The SMART Transportation Division is beginning the process of formulating Section 6 notices to be served on rail carriers negotiating under the umbrella of the National Carriers’ Conference Committee (NCCC), which will include proposals to increase wages, benefits and improve working conditions. As mandated by the Railway Labor Act and the current national agreement, these Section 6 notices will be served on most of the nation’s rail carriers on or about Nov. 1, 2019, with changes to become effective no earlier than Jan. 1, 2020. The serving of the Section 6 notices is the first step in reaching a new national agreement with railroads represented by the NCCC. The carriers represented by the NCCC also have been working on their own wage and rule notices that they will serve at or about the same time the SMART TD notices are served. All officers and members are invited to submit proposals for the Section 6 notices to the SMART TD headquarters. In addition, SMART Transportation Division will conduct a membership survey to help define the issues for prioritization during negotiations. Members may submit their proposals by email (preferred), fax or U.S. Mail: Email – Section6@smart-union.org Fax – (216) 228-5755 or by writing to the attention of the SMART Transportation Division President at: 24950 Country Club Blvd., Suite 340 North Olmsted OH 44070 The proposals submitted by members will be catalogued during the months of August and September. In October, a committee of general chairpersons from the Association of General Chairpersons, District No. 1, will review the proposals submitted and begin to fine-tune those suggestions into the notices to be served on the carriers. The full Association of General Chairpersons, District No. 1, will then be convened to review and finalize the union’s Section 6 notices. Soon thereafter, the Section 6 notices will be reproduced and mailed to all U.S. general chairpersons for serving on the affected railroads on or about Nov. 1. “All affected members will be kept informed regarding the Section 6 notices and developments in negotiations, when possible, through the SMART Transportation Division News and the SMART TD website,” said Transportation Division President John Previsich.
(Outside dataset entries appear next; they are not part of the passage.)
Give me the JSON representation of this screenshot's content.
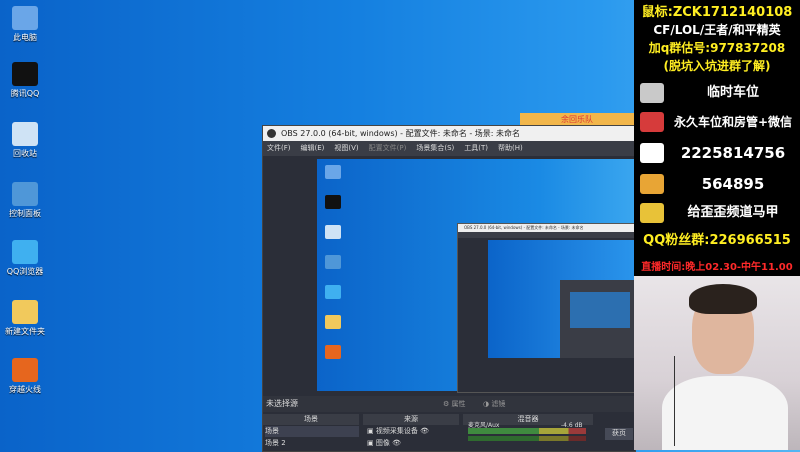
{
  "desktop": {
    "icons": [
      {
        "label": "此电脑",
        "icon": "computer-icon",
        "color": "#6aa6e8"
      },
      {
        "label": "腾讯QQ",
        "icon": "qq-penguin-icon",
        "color": "#111111"
      },
      {
        "label": "回收站",
        "icon": "recycle-bin-icon",
        "color": "#cfe3f5"
      },
      {
        "label": "控制面板",
        "icon": "control-panel-icon",
        "color": "#4f97d8"
      },
      {
        "label": "QQ浏览器",
        "icon": "qq-browser-icon",
        "color": "#3fb0f0"
      },
      {
        "label": "新建文件夹",
        "icon": "folder-icon",
        "color": "#f1c95c"
      },
      {
        "label": "穿越火线",
        "icon": "crossfire-icon",
        "color": "#e6661e"
      }
    ],
    "background_banner": "余回乐队"
  },
  "obs": {
    "title": "OBS 27.0.0 (64-bit, windows) - 配置文件: 未命名 - 场景: 未命名",
    "menu": [
      {
        "label": "文件(F)",
        "enabled": true
      },
      {
        "label": "编辑(E)",
        "enabled": true
      },
      {
        "label": "视图(V)",
        "enabled": true
      },
      {
        "label": "配置文件(P)",
        "enabled": false
      },
      {
        "label": "场景集合(S)",
        "enabled": true
      },
      {
        "label": "工具(T)",
        "enabled": true
      },
      {
        "label": "帮助(H)",
        "enabled": true
      }
    ],
    "nested_title": "OBS 27.0.0 (64-bit, windows) - 配置文件: 未命名 - 场景: 未命名",
    "status": {
      "no_source": "未选择源",
      "properties": "属性",
      "filters": "滤镜"
    },
    "docks": {
      "scenes_header": "场景",
      "sources_header": "来源",
      "mixer_header": "混音器",
      "scenes": [
        "场景",
        "场景 2"
      ],
      "sources": [
        "视频采集设备",
        "图像"
      ],
      "mixer_channel": "麦克风/Aux",
      "mixer_level": "-4.6 dB",
      "right_button": "获页"
    }
  },
  "overlay": {
    "mouse_tag": "鼠标:ZCK1712140108",
    "games": "CF/LOL/王者/和平精英",
    "group_line": "加q群估号:977837208",
    "group_note": "(脱坑入坑进群了解)",
    "rows": [
      {
        "text": "临时车位",
        "icon": "jet-icon",
        "color": "#c9c9c9"
      },
      {
        "text": "永久车位和房管+微信",
        "icon": "rocket-icon",
        "color": "#d63b3b"
      },
      {
        "text": "2225814756",
        "icon": "qq-penguin-icon",
        "color": "#ffffff"
      },
      {
        "text": "564895",
        "icon": "cat-icon",
        "color": "#e8a535"
      },
      {
        "text": "给歪歪频道马甲",
        "icon": "gold-bar-icon",
        "color": "#e8c238"
      }
    ],
    "fans_group": "QQ粉丝群:226966515",
    "live_time": "直播时间:晚上02.30-中午11.00",
    "colors": {
      "yellow": "#ffee22",
      "red": "#ff2a2a"
    }
  }
}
Under the Railway Labor Act, the current national agreement between SMART TD and NCCC will remain in effect until a new agreement is reached.